Traditional business school thinking is that strategy drives culture. Figure out the strategy and then make the culture fit. In a steady state world, that model makes perfect sense. Except we don't live in a safe, predictable environment. In a world of uncertainty the only thing that is predictable is that your strategy will be "subject to correction". Long after the strategy has been shredded, what will endure is the culture. The new reality - culture enables strategy.
It's become popular to use the expression "culture eats strategy for breakfast." It's colourful, catchy, engaging, provocative … and wrong! We need both strategy and culture. The conundrum with a good metaphor is that logic doesn't unseat it. We need a better metaphor.
"Strategy is a bicycle, culture is a bus."
It's a mistake of epic proportions to assume the bicycle can pull the bus. Difficult when the road is flat; impossible on a steep incline.

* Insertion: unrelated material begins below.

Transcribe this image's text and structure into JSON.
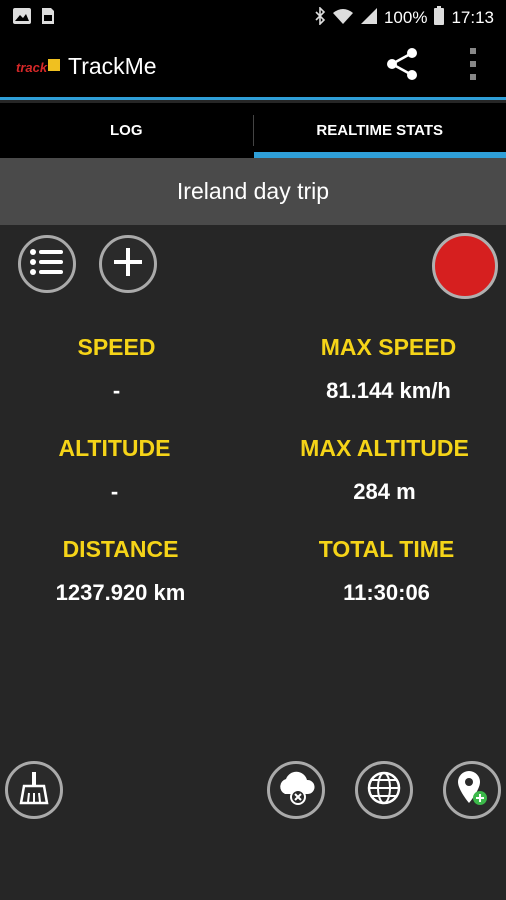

Know also that if the bicycle has to swerve - if, for example, a black swan runs into the road (a black swan event describes unpredictable, sweeping and highly disruptive change, e.g., the 2008 financial meltdown) - the bus will just keep on going .. and going. And in the collision that follows … no prize for knowing the winner!
We need to get strategy on the bus … recognising that culture has primacy at the back of the bus! What does that mean in practical terms? The next time your team meets to discuss strategy make sure that culture is front and centre. In an uncertain and unpredictable world, to be a successful leader is to breathe life into the culture every single day. The problem? Intent and intestinal fortitude aren't always aligned. What's important gets in the way of what is essential. Early resolve is not the same as a successful outcome.
The evidence from our own research, and that of others, is that only 20% of organisations are managing their culture. The Culture Imperative: If you are not managing your culture someone else is! The union; a dominant customer; a predatory supplier; the local press; government regulators; and/or a function or sub-business that, because of past success, have undue influence and will be pleased to move into the vacuum.
Insights from "The 7 Questions Every CEO Should Ask About Culture".